--- YOUR INSTRUCTIONS ---
What does the data read, word for word, from the line containing "Parse this screenshot: output" through its final line? Give those lines only.

EXERCISE DATA section start

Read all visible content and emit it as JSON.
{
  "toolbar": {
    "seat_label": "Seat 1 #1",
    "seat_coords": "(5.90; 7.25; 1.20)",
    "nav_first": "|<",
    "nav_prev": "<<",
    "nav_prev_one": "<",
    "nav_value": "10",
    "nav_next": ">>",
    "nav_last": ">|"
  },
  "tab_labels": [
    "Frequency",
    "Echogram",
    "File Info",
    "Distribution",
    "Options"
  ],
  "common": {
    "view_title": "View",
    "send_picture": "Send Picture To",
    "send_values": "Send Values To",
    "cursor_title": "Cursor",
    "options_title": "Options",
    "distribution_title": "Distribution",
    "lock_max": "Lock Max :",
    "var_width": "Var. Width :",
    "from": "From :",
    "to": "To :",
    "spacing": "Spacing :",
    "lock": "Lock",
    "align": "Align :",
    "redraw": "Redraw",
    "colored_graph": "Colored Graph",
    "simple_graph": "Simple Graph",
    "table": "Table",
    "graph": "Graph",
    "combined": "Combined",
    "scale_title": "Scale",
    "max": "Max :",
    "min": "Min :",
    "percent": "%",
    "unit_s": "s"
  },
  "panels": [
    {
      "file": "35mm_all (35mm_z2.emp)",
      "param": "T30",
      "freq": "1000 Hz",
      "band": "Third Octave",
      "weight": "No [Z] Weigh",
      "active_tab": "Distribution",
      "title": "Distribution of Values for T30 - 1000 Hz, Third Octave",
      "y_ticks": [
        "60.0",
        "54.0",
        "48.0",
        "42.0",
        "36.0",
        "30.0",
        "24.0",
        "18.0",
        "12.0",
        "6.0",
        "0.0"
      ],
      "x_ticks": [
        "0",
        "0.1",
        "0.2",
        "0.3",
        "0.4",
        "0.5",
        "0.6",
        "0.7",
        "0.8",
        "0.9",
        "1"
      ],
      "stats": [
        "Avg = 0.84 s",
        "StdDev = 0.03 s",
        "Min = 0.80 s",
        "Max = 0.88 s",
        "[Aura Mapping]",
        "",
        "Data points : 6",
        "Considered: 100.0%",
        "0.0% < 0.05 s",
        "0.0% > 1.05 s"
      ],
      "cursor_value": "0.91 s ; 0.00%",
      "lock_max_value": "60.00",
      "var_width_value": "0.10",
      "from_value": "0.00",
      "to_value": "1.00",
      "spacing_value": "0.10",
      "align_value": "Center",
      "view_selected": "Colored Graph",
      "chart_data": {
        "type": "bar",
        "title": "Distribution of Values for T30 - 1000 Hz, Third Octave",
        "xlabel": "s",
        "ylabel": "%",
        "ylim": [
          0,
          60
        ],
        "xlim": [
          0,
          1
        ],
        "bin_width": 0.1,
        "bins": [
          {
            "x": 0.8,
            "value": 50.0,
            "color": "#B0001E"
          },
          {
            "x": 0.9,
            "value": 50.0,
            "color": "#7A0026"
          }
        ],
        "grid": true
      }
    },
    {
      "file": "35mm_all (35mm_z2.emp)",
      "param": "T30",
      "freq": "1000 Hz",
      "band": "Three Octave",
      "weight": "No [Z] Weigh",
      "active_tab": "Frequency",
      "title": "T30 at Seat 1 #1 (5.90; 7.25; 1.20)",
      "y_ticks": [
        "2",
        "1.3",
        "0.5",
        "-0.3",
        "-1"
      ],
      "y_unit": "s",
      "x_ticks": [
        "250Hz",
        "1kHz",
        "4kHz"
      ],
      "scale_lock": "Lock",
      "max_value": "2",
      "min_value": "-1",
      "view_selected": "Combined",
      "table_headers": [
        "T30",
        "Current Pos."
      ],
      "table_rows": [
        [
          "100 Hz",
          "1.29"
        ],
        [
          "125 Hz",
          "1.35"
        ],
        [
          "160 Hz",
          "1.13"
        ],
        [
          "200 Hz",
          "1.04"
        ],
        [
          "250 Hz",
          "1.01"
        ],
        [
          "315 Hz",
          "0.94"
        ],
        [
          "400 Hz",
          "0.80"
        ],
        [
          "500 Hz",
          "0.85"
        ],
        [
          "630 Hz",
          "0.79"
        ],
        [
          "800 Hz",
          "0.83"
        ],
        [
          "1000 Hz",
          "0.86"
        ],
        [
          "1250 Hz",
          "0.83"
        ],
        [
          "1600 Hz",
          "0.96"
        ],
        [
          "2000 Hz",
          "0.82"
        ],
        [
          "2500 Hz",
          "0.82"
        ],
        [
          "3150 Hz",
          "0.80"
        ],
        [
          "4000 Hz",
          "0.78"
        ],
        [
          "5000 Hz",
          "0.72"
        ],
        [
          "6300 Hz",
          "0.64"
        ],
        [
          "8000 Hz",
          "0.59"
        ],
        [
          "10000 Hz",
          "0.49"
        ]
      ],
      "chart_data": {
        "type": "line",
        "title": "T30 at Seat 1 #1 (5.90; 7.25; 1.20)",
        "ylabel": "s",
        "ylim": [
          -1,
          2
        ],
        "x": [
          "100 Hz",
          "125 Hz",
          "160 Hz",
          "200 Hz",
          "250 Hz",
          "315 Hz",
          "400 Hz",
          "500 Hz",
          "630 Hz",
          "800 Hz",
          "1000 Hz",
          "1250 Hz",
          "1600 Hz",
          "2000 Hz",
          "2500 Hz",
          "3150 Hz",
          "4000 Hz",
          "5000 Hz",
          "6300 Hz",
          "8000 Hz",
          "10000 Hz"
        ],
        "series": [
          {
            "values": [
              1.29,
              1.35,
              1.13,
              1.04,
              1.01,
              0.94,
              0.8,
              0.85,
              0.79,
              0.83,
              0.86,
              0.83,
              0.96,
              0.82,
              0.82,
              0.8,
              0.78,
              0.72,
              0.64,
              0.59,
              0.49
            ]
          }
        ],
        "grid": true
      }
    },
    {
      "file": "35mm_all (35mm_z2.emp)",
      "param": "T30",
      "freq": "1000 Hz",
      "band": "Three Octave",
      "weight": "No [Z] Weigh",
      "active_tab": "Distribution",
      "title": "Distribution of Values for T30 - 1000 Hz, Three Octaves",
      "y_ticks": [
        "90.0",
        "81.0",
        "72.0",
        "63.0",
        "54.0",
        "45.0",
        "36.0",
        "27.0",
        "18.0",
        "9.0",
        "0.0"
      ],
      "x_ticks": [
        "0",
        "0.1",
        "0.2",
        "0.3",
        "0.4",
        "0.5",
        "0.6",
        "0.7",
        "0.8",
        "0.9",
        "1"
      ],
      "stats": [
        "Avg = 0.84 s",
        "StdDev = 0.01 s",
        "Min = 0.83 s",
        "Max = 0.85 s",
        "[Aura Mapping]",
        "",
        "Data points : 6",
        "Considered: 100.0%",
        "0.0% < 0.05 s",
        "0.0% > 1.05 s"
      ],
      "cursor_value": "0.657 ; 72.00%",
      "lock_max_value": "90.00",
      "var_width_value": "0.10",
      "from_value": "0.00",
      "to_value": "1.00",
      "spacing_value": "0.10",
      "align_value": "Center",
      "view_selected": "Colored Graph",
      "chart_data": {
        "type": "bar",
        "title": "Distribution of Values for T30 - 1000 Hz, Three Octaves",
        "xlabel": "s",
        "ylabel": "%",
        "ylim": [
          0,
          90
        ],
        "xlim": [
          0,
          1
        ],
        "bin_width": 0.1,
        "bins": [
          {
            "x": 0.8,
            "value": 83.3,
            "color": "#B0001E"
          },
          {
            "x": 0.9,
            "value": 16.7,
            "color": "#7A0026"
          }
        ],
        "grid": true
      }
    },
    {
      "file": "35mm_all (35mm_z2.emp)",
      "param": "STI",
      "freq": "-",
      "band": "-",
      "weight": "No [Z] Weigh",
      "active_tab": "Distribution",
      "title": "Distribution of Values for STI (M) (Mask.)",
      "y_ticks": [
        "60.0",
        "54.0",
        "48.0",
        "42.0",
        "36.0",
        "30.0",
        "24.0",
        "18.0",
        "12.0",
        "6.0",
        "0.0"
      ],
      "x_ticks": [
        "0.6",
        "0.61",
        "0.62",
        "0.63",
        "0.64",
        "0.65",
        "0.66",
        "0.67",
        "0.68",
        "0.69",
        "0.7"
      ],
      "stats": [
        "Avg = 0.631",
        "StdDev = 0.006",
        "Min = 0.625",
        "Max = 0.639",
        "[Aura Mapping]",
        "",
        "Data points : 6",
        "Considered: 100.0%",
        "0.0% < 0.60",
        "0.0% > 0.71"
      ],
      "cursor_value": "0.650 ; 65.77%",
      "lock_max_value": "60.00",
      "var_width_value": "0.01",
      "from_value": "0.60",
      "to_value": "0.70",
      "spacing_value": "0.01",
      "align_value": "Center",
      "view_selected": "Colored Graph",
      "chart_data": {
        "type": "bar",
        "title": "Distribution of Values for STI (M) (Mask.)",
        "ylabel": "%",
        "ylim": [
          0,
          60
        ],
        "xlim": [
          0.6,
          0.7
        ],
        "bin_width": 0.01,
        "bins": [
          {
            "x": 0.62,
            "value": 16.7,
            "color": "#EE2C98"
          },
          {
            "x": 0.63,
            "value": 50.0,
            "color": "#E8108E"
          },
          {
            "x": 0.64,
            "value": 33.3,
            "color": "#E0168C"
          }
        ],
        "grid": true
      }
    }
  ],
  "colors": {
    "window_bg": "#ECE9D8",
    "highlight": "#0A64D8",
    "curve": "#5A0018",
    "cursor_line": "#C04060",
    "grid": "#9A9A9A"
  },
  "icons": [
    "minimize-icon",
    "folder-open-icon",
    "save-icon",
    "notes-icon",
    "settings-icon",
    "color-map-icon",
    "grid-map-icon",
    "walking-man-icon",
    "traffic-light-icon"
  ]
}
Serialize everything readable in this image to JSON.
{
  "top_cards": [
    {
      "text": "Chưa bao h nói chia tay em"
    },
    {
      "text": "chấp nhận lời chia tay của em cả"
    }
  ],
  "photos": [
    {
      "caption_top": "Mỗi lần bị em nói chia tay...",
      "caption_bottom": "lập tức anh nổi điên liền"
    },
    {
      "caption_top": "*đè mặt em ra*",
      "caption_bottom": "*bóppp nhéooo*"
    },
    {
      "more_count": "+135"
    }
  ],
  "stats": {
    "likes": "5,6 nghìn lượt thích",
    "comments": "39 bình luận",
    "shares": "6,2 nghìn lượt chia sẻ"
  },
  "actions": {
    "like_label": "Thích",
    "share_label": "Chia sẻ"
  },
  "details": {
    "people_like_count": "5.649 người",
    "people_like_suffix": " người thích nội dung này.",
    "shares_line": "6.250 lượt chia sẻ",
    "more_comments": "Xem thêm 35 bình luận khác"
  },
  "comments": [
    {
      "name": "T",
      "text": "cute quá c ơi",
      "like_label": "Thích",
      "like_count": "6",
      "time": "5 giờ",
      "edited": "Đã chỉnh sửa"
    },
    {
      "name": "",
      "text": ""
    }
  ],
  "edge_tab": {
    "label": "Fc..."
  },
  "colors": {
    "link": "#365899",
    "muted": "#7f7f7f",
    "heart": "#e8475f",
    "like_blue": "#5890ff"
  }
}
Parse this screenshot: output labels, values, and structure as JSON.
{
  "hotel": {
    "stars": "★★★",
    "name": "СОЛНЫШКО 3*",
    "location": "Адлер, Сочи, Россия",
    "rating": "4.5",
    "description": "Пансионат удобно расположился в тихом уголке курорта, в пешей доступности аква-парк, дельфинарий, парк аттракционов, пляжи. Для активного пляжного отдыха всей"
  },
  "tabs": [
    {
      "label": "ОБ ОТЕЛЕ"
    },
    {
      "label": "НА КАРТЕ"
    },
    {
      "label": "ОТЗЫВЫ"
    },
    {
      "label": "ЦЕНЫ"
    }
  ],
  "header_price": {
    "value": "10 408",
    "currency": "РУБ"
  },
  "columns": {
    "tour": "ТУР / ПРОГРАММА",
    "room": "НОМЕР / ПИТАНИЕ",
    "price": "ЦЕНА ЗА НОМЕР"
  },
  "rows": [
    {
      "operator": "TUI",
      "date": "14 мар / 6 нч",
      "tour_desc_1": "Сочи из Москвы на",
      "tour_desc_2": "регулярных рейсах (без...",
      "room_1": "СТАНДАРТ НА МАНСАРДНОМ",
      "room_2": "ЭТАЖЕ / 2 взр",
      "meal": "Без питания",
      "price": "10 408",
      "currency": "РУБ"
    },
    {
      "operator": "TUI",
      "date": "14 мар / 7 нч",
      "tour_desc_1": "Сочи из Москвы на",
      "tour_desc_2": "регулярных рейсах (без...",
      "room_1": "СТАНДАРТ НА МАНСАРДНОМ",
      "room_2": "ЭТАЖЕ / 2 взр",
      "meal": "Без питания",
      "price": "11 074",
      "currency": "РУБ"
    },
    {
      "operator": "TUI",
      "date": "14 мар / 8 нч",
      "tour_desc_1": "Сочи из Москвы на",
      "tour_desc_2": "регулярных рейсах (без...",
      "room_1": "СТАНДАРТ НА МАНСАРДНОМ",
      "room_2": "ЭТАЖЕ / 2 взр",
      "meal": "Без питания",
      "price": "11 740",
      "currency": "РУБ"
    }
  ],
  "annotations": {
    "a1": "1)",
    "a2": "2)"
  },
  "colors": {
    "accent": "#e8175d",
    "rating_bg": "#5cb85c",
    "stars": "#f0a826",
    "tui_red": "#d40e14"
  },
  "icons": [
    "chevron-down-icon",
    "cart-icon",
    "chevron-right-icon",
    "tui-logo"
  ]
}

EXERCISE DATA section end

--- EXERCISE OUTPUT ---
Parse this screenshot: output labels, values, and structure as JSON.
{
  "hotel": {
    "stars": "★★★",
    "name": "СОЛНЫШКО 3*",
    "location": "Адлер, Сочи, Россия",
    "rating": "4.5",
    "description": "Пансионат удобно расположился в тихом уголке курорта, в пешей доступности аква-парк, дельфинарий, парк аттракционов, пляжи. Для активного пляжного отдыха всей"
  },
  "tabs": [
    {
      "label": "ОБ ОТЕЛЕ"
    },
    {
      "label": "НА КАРТЕ"
    },
    {
      "label": "ОТЗЫВЫ"
    },
    {
      "label": "ЦЕНЫ"
    }
  ],
  "header_price": {
    "value": "10 408",
    "currency": "РУБ"
  },
  "columns": {
    "tour": "ТУР / ПРОГРАММА",
    "room": "НОМЕР / ПИТАНИЕ",
    "price": "ЦЕНА ЗА НОМЕР"
  },
  "rows": [
    {
      "operator": "TUI",
      "date": "14 мар / 6 нч",
      "tour_desc_1": "Сочи из Москвы на",
      "tour_desc_2": "регулярных рейсах (без...",
      "room_1": "СТАНДАРТ НА МАНСАРДНОМ",
      "room_2": "ЭТАЖЕ / 2 взр",
      "meal": "Без питания",
      "price": "10 408",
      "currency": "РУБ"
    },
    {
      "operator": "TUI",
      "date": "14 мар / 7 нч",
      "tour_desc_1": "Сочи из Москвы на",
      "tour_desc_2": "регулярных рейсах (без...",
      "room_1": "СТАНДАРТ НА МАНСАРДНОМ",
      "room_2": "ЭТАЖЕ / 2 взр",
      "meal": "Без питания",
      "price": "11 074",
      "currency": "РУБ"
    },
    {
      "operator": "TUI",
      "date": "14 мар / 8 нч",
      "tour_desc_1": "Сочи из Москвы на",
      "tour_desc_2": "регулярных рейсах (без...",
      "room_1": "СТАНДАРТ НА МАНСАРДНОМ",
      "room_2": "ЭТАЖЕ / 2 взр",
      "meal": "Без питания",
      "price": "11 740",
      "currency": "РУБ"
    }
  ],
  "annotations": {
    "a1": "1)",
    "a2": "2)"
  },
  "colors": {
    "accent": "#e8175d",
    "rating_bg": "#5cb85c",
    "stars": "#f0a826",
    "tui_red": "#d40e14"
  },
  "icons": [
    "chevron-down-icon",
    "cart-icon",
    "chevron-right-icon",
    "tui-logo"
  ]
}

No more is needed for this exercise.